A Coaching Power Tool created by Colin Batchelor
(Wellness Coach, UNITED KINGDOM)
Many people want to move from the place they find themselves to a new location/situation. They may well know where that location/situation is or they may just know that they want to move, but be unsure of the ‘to where’. However for a number of reasons they don’t take that movement, they resist taking that movement.
The resistance can take many forms and can have a variety of causes, if can have a mild impact on someone’s life or it can in extreme circumstances have a dramatic and dangerous affect.
Movement is a process built on awareness and understanding. Awareness of where the client is now, awareness of the journey they need to make. Understanding of how they reached that ‘here and now’ point and what steps they need to take in order to take action, experience movement and start their journey to a better place.
This power tool will look in detail at what forms resistance can take, how it comes about and grows, the risks and dangers associated with resistance as well as the occasions where resistance is actually a useful position to hold. The tool will also look at movement, what we mean by movement, how we can define it, how we can work towards it and how we can manage it and ensure that once we have started in movement we can continue away from the resistance and towards our goal.

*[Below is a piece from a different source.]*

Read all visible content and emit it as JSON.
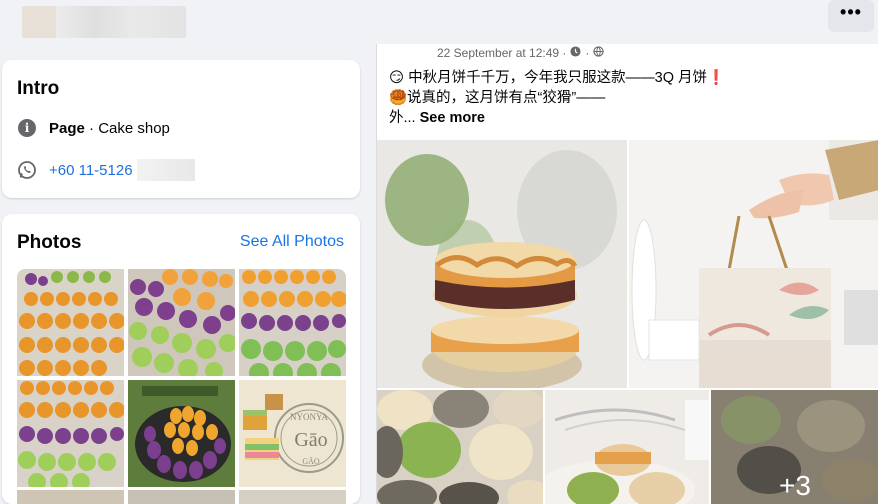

The dictionary definitions for Resistance and movement are:
Resistance: The act or power of resisting, opposing, or withstanding. The opposition offered by one thing to another.
Movement: A change of position or location. Actions or activities, as of a person or a body of persons

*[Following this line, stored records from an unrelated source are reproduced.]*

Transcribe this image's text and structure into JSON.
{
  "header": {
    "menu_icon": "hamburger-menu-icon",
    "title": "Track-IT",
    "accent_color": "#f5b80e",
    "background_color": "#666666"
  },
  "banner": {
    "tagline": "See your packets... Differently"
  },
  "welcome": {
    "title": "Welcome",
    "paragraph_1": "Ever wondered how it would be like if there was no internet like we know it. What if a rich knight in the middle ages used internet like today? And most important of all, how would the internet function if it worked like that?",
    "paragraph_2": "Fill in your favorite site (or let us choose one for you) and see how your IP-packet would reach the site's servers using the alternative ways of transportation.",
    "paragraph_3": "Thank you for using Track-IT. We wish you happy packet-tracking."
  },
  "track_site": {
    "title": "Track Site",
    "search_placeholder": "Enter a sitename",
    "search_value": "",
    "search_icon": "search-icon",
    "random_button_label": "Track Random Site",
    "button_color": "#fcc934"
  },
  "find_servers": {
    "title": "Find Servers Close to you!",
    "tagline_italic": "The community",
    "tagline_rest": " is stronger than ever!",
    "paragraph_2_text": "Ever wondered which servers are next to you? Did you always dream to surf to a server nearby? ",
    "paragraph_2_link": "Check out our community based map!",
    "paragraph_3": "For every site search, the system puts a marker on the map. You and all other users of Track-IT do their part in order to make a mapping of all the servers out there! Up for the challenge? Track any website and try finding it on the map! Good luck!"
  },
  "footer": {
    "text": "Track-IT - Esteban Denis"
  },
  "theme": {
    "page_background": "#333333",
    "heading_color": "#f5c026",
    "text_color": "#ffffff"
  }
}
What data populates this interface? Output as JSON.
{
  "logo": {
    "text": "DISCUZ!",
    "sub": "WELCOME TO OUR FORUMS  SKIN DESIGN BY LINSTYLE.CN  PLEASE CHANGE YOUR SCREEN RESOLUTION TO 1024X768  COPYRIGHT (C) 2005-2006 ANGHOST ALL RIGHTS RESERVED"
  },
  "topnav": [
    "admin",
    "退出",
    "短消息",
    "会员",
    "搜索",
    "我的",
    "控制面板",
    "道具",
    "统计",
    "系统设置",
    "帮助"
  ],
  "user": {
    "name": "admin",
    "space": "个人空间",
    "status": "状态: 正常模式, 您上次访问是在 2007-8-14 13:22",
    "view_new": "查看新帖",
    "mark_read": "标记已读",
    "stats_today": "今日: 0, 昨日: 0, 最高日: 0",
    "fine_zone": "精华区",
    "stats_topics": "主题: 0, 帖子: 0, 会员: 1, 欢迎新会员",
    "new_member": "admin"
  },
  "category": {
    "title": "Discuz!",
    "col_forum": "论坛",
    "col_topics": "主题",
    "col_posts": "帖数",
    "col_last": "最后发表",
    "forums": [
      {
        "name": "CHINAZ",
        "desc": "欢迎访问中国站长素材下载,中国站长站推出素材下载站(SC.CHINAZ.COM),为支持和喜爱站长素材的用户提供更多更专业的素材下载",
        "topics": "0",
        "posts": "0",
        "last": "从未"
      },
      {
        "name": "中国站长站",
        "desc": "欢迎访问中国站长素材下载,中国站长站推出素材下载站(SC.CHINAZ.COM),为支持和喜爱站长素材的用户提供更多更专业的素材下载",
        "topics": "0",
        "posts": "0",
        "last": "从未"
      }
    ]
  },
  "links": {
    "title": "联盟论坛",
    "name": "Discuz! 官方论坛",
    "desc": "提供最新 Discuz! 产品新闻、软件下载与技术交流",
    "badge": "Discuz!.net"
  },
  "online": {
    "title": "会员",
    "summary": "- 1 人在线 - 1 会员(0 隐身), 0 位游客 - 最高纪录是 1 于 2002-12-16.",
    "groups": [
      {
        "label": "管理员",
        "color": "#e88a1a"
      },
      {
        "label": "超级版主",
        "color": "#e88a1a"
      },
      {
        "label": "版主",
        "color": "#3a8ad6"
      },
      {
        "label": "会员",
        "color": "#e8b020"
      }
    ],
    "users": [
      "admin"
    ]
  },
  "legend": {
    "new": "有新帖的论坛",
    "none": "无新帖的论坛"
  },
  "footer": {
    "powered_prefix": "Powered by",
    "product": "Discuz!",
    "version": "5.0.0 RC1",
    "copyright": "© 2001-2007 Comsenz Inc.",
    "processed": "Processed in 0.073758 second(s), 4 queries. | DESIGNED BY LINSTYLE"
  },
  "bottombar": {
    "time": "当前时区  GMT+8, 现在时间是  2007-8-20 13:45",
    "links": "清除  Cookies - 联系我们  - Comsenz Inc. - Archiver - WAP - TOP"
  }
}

After a brainstorming exercise I listed some feelings and emotions associated with Resistance and movement.
Resistance: Static, irrational, fear, stopping, blocks, isolation, block, impeding
Movement: Progress, success, achievement, rational, positive, optimistic, travel, mobility, action
So we have negative emotions and thoughts linked in with resistance and positive emotions and thoughts linked in with movement.
I can’t move, I won’t move
Resistance to movement can manifest itself in a number of ways. Often the client will raise a series of arguments or hold a position that they believe present a good reason as to why they cannot take movement.
- What if. The client will have a number of scenarios, these will all be preceded with what if, ‘What if this doesn’t work?’, ‘What if this or that happens?’, ‘What if I have a better offer’ etc
- They have a specific reason not to move, this is often linked to an underlying belief
- They have a specific and identifiable fear. This can be rational, based on past experience, or irrational, sometimes based on an underlying belief. A fear can be based on the known or the unknown.
- There can be occasions where lack of movement is actually a good and desirable thing. However this not clear at the time of our initial meeting with our client and initially this may present itself in a negative way.
Where to begin?
Our job as a coach is to move our client to a position where they take action, to do this we can deploy and use a number of tools. I will now look at some of these tools and see how they can address the resistance to movement that our clients can face.
Create and hold the space:
We need to create a space where our client feels comfortable and safe. A safe space will help them think about their beliefs, their desire to take action and give then a stable place from which they can talk about their fears and their resistance to movement. We need to hold that space for every session the client attends and we need to be focused on not letting this slip into a place of being ‘too relaxed’, because this will be seen by the client, who could then suffer some uncertainty.
Giving space and time:
We need to allow the client space in which to speak, think and question. We must ensure that we do not judge, react or jump to conclusions about anything they say. Their beliefs around why they cannot take action, why they are in resistance are all valid and they must have space to express them for us both to hear.
Active Listening and powerful questioning:
Our listening needs to focus laser like onto our client, we need to hear not only what is actually said, but what is not said, what is implied and what is hinted at. If we are physically with our client then we need our body language to be open and responsive whilst monitoring our clients. There are many subtle clues offered in any conversation and we must use our active listening skills fully to make sure we miss none of them.
Our questioning must be powerful and focused; we must avoid giving opinions and offering advice. Our job is not to offer advice, but to hold a space in which our client feels free to offer their own advice to themselves, evaluate that advice and decides if its advice they should follow. Our questioning needs to come from a powerful place. We need not feel threatened by the ‘tyranny of powerful questions’ we need to be in a calm and relaxed place where we can focus wholly and without distractions. As coaches we need to allow our intuition to work freely with our clients and it is from the place of confidence (and not arrogance) and intuition that we can ask powerful questions.